Companies would simply wait for a period in which the company's stock price fell to a low and then moved higher within a two-month period.
The company would then grant the option but date it at or near its lowest point.
Options backdating occurs when companies grant options to their executives that correspond to a day where there was a significantly lower share price.
Corporations, however, have defended the practice of stock option backdating with their legal right to issue options that are already in the money as they see fit, as well as the frequent occurrence in which a lengthy approval process is required.
How much data will be lost from the last snapshot taken up to the moment of failure?
What does it take to recover multiple databases to the same point in time?
In the context of corporate governance, the illegal practice of setting the date of options awarded as part of executive compensation to a period when the stock price was very low (rather than setting the date of the options on the date the award was made).
Backdating™ makes snapshots obsolete with one-second recovery intervals that are consistent across all hosts and volumes.

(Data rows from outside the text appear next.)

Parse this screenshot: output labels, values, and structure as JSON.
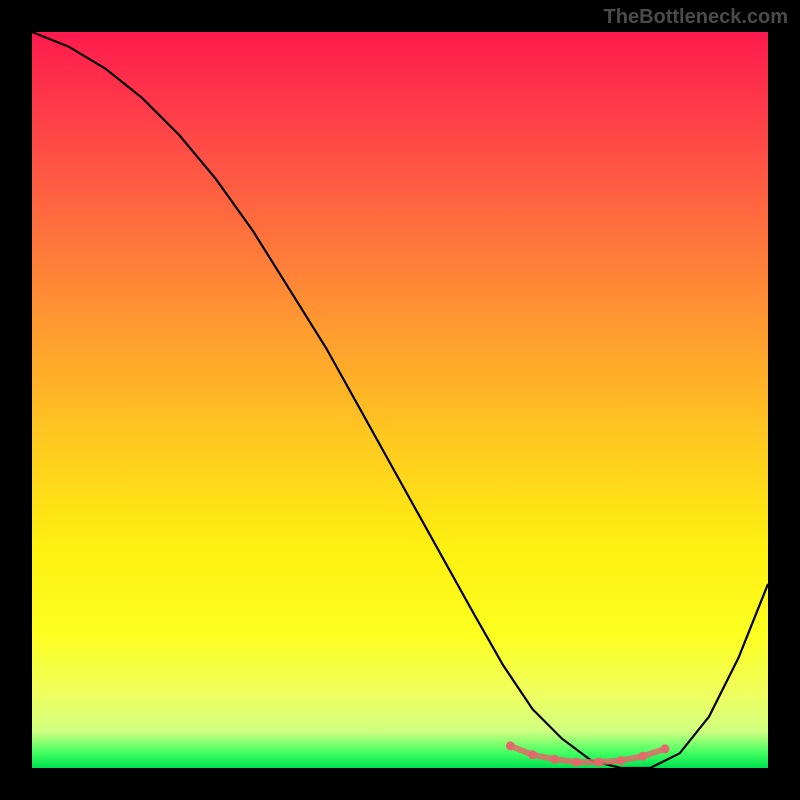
{
  "watermark": "TheBottleneck.com",
  "chart_data": {
    "type": "line",
    "title": "",
    "xlabel": "",
    "ylabel": "",
    "xlim": [
      0,
      100
    ],
    "ylim": [
      0,
      100
    ],
    "series": [
      {
        "name": "bottleneck-curve",
        "x": [
          0,
          5,
          10,
          15,
          20,
          25,
          30,
          35,
          40,
          45,
          50,
          55,
          60,
          64,
          68,
          72,
          76,
          80,
          84,
          88,
          92,
          96,
          100
        ],
        "values": [
          100,
          98,
          95,
          91,
          86,
          80,
          73,
          65,
          57,
          48,
          39,
          30,
          21,
          14,
          8,
          4,
          1,
          0,
          0,
          2,
          7,
          15,
          25
        ],
        "color": "#000000"
      },
      {
        "name": "optimal-range-markers",
        "x": [
          65,
          68,
          71,
          74,
          77,
          80,
          83,
          86
        ],
        "values": [
          3.0,
          1.8,
          1.2,
          0.8,
          0.8,
          1.0,
          1.6,
          2.6
        ],
        "color": "#e36a6a",
        "style": "dots"
      }
    ],
    "background_gradient": {
      "stops": [
        {
          "pos": 0.0,
          "color": "#ff1a4d"
        },
        {
          "pos": 0.25,
          "color": "#ff6a3f"
        },
        {
          "pos": 0.55,
          "color": "#ffc820"
        },
        {
          "pos": 0.82,
          "color": "#fcff20"
        },
        {
          "pos": 0.98,
          "color": "#40ff60"
        },
        {
          "pos": 1.0,
          "color": "#00e050"
        }
      ]
    }
  }
}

Options backdating defeats the purpose of linking an executive's compensation to the company's performance, because the bearer of the options will already have experienced a gain.